Didyma and Ephesus Thursday 15th May, 2014.
Thursday 15th May, 2014.
Ariel was safe and sound in the marina so we hired a car and made our way firstly to Didyma to see the Temple of Apollo built in the 7th century before Christ to honour the god of prophecy and oracles. By 500 BC the shrine was one of the leading oracles of the Greek world. It had a sacred spring and the Branchid priests who were reputedly connected to the order at Delphi were in charge of the shrine. Marble from Lake Bafa which is only a few miles away were used to build the temple. A carved head of Medusa with its serpentine curls was a symbol of Didyma. At its best the Temple of Apollo had 108 Ionic columns but we could only see three. In 1493 the temple was destroyed by an earthquake and Didyma was abandoned. The Ottomans in the 18th century renamed it Yehihisar which means “new castle”.
Didyma is set among run down shacks which people are living in. If it was not so tall you could miss the Temple as so much as been built around it. We left the car and wandered down what appeared to be a high street with a few shops which attracted all the shop keepers who were out trying to sell their wares to us. I took lots of photographs and we wandered around but the whole area needs restoration as the blocks are laid out on the ground and it is impossible to walk around very far. It is fenced off and there were two tills to buy your tickets but to be fair you could see everything from behind the railings. We walked back to the car by a different route and were appalled at the shacks people were living in even worse than the first ones we saw. No windows, broken doors, stoves outside the door and broken roofs.
On our way to Ephesus we stopped to buy strawberries from a stall keeper who was selling her strawberries just by her strawberry field. Juicy strawberries fresh from the field that morning they were delicious. For about £1.10 we had approximately 2.2 pounds of strawberries. Amazing!
We drove along the coast road and headed for Kusadasi which has a big new road being built to take the cars away from the water front but the shop keepers had temporarily lost their shop pavements and it appeared quite impossible for people to get to the shop doors! We decided not to stop and drove on to Ephesus.

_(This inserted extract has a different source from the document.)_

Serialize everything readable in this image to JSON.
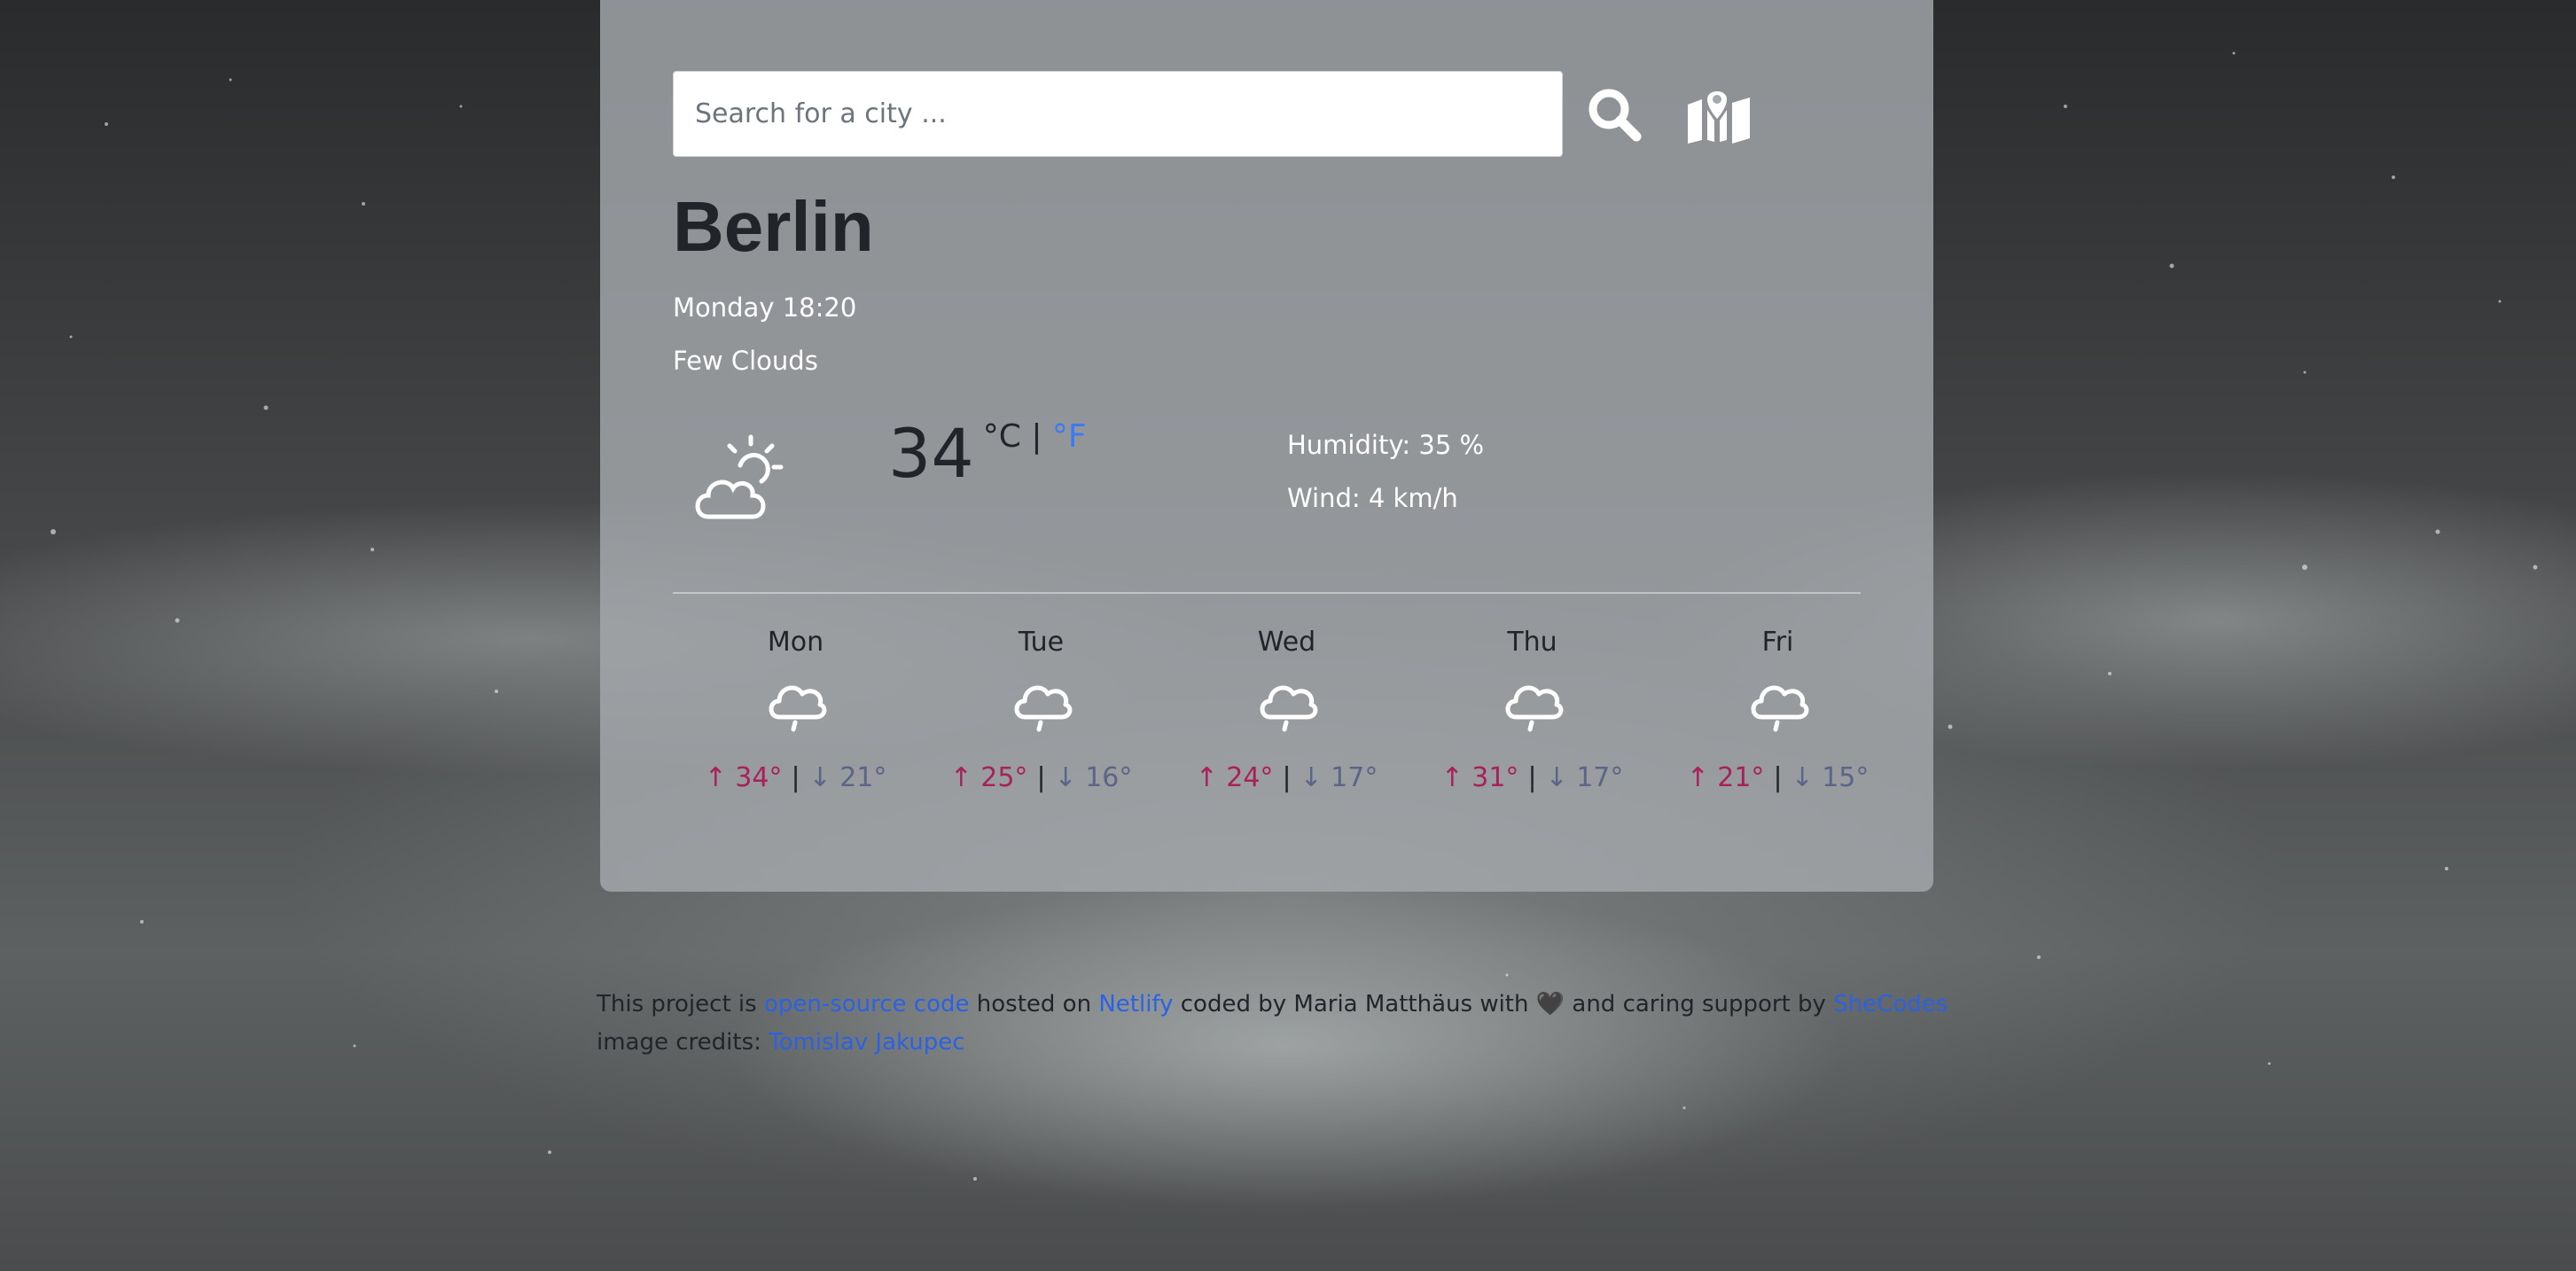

Ephesus is much more organised and you pay to park the car, walk through the shop traders selling everything you can think of from fake watches to fake handbags until you reach the tills. You then walk about 200 yards until you can see the wonderful theatre which has had some restoration done by the Austrian government with the approval of the Turkish government. You can imagine the people being sitting in their hundreds listening to the speakers or the gladiators fighting.
Ephesus is one of the greatest ruined cities in the world. A Greek city was built here in about 1000 BC and it is suppose to have been the centre for the worship of Cybele, the Anatolian Mother Goddess. The city we visited was the work of Lysinachus who was Alexander the Great’s successor. Ephesus today is set many miles inland but it use to be surrounded by the sea and was the chief port of the Aegean. As the harbour silted up the city declined but started to spread the word of Christianity. The Virgin Mary is recorded as spending her last few years of her life at Ephesus in AD 37 having been looked after by St. John the Evangelist who travelled from Patmos to do so. According to the Bible Jesus on the crucifix asked John to look after his mother. On the 15th August each year Christians and Muslims visit her very small stone house which is now a shrine.
The city does indeed cover a large area. For us the library of Celsus built in AD 114 to 117 by Gaius Julius Aquila for his father was damaged by an earthquake in 1000 but has fabulous sculpting above its entrances together with four statues. There is Sophia for wisdom, Arete for virtue, Ennoia for intellect and Episteme for knowledge.
The Temple of Hadrian built for his visit in AD 123 has been restored and covered for protection from the elements. The murals restored show that these were indeed houses of very wealthy people who lived in the city. The gate of Hercules leads to Curetes Street where statues lined the road. The Baths of Varius and the Temple of Domitian are both located in the grounds.
As we left Ephesus we looked across to the town of Selcuk which is dominated by a 6th century castle with 15 preserved towers. At the foot of the hill is the Basilica of St. John which is believed to contain the tomb of St. John the Evangelist. Nearby now waterlogged is the Temple of Artemis which was one of the Seven Wonders of the Ancient World. There is an amazing amount of history in one small area.
This area is now part of the Menderes River Valley which is one of Turkey’s main grain growing regions and producer of fruit.
We stopped in Kusadasi on the way back to look at the marina. The promenade which has been built high like a bridge to overlook the marina and bay is planted with cactus while underneath there are very exclusive shops and restaurants.
Next we stopped at the Kipa hypermarket which is Tesco’s Turkish outlet. It was funny to see the F& F range of clothing hanging on the rails. It is quite a new shop with only a few customers and we only heard English voices around us! We couldn’t imagine some of the local families we had spotted while driving during the day could afford the supermarket prices.
We ended our day back in Altinkum at a lovely restaurant overlooking the bay for dinner and the very important wifi!